Poster abstracts

Tri J. Raharjo1,2, Ivy Widjaja3,  Sittiruk Roytrakul2, Robert Verpoorte2

1 Department of Chemistry Gadjah Mada University, Yogyakarta, Indonesia

2 Division of Pharmacognosy, Institute of Biology, Leiden University, Gorlaeus Laboratories, PO Box 9502, 2300 RA Leiden, The Netherlands

3 Current address: Genome Institute of Singapore, 1 Science Park Road, #05-01,The Capricorn, Singapore Science Park II, Singapore 117528

 

Proteome analysis for studying cannabinoid biosynthesis in Cannabis sativa L.

Cannabinoids are accumulated in the flowering tops of Cannabis sativa, especially in the glands. Accumulation of these metabolites is probably due to tissue specific expression of genes encoding enzymes involved in the biosynthesis. Proteome analysis (proteomics) could be used as a tool to find these genes by comparison of proteins expressed in low abundance cannabinoid tissue (leaves) with flowers. Proteins extracted from leaves and flowers of Cannabis sativa were separated using two-dimensional (2D) gel electrophoresis. Over 800 protein spots were reproducibly resolved in the 2D gels from leaves and flowers. The patterns of the two gels were different and little correlation among the proteins could be observed. Some proteins that were only expressed in flowers were chosen for identification by MALDI-TOF mass spectrometry and peptide mass fingerprint database searching. Comparison also has been made of flower proteome and gland proteome. Only less then half of the proteins expressed in flowers are also expressed in glands. Some selected gland protein spots were identified. Western blotting was employed to identify a polyketide synthase (PKS), an enzyme believed to be involved in cannabinoid biosynthesis, resulting in detection of a single protein.
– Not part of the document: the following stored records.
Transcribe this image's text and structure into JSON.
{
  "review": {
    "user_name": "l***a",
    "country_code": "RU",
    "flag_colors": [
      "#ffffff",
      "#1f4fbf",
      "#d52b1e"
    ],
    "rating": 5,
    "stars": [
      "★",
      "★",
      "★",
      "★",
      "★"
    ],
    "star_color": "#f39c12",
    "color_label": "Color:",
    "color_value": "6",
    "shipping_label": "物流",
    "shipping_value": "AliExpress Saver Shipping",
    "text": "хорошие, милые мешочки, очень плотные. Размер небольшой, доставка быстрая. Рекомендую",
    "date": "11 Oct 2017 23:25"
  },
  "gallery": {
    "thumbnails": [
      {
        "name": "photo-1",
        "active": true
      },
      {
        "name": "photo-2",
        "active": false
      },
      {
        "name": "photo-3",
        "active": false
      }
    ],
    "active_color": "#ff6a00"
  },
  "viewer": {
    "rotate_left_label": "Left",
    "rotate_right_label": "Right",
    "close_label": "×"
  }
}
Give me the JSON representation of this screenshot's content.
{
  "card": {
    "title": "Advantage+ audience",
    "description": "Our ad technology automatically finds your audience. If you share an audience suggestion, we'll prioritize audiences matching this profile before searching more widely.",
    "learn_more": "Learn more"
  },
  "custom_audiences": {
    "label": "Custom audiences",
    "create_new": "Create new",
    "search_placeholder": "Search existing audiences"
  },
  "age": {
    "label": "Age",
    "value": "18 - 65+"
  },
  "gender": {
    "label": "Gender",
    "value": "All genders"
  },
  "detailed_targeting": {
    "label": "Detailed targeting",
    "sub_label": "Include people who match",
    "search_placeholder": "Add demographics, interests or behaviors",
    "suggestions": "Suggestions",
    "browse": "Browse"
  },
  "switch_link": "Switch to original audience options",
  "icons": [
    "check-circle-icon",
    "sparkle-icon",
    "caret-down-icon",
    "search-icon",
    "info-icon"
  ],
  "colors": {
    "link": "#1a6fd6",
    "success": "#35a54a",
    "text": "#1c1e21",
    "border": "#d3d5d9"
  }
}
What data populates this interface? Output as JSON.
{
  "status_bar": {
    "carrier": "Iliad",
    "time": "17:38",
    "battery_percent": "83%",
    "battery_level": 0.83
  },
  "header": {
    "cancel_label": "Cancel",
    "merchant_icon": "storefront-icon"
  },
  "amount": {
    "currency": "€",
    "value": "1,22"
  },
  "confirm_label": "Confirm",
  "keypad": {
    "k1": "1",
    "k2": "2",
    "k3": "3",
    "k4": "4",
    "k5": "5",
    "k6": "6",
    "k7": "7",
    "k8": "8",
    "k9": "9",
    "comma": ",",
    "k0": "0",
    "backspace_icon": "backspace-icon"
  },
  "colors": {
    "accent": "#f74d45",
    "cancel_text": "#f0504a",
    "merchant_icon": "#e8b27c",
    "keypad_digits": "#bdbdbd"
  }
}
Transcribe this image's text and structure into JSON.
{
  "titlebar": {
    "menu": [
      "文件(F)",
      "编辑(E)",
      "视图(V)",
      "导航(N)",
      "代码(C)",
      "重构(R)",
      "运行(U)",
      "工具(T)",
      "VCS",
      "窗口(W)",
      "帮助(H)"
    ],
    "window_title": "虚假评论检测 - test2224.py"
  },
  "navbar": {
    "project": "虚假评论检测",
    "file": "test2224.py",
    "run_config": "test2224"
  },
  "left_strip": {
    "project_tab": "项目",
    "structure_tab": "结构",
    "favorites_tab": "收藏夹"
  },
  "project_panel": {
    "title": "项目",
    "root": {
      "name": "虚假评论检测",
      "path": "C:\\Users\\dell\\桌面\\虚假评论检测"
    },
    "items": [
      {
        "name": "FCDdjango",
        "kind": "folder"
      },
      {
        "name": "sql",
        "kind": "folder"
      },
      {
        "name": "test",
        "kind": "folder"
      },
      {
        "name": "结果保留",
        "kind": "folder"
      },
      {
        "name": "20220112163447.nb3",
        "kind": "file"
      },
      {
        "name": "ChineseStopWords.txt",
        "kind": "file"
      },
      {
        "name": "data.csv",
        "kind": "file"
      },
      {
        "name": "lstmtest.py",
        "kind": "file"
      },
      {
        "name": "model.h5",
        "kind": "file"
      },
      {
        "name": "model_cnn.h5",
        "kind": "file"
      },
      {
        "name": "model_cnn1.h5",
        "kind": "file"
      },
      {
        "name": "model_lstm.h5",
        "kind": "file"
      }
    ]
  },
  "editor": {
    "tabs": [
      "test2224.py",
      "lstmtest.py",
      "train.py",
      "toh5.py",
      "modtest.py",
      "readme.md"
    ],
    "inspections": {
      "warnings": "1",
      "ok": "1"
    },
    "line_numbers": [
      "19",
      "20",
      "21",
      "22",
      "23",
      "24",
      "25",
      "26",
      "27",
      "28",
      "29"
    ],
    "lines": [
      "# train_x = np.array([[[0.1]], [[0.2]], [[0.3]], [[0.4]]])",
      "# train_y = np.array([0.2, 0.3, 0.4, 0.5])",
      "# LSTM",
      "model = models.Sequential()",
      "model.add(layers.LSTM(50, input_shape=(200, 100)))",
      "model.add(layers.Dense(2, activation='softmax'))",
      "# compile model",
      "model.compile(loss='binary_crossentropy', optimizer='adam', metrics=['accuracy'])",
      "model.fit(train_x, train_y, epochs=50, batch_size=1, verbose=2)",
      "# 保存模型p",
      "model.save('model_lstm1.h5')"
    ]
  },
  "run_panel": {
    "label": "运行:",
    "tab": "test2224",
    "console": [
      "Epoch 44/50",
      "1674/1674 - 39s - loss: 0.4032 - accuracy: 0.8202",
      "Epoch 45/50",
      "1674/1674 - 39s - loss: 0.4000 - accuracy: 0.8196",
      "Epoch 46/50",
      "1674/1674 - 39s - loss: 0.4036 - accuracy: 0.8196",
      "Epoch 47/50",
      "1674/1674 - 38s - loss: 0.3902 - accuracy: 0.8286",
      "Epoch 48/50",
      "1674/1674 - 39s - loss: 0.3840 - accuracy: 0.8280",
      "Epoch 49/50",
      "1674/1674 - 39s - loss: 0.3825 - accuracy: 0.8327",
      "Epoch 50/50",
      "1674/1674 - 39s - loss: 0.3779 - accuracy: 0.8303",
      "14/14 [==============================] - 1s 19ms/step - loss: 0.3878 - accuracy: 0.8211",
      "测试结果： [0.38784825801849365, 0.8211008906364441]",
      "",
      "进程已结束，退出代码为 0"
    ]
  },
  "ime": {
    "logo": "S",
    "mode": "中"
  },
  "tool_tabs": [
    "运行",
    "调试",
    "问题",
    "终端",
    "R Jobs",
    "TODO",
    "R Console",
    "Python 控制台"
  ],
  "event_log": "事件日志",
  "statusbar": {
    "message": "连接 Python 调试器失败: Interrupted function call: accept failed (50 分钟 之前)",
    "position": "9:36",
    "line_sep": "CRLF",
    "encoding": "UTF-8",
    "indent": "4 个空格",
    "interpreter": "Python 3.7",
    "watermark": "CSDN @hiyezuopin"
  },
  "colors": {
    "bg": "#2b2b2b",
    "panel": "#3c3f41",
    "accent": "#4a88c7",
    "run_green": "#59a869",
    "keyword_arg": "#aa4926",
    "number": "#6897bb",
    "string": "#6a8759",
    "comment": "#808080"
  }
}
However, lack of data on proteins as well as genes from Cannabis sativa in the available databases seriously hampered the identification of the selected and analyzed proteins.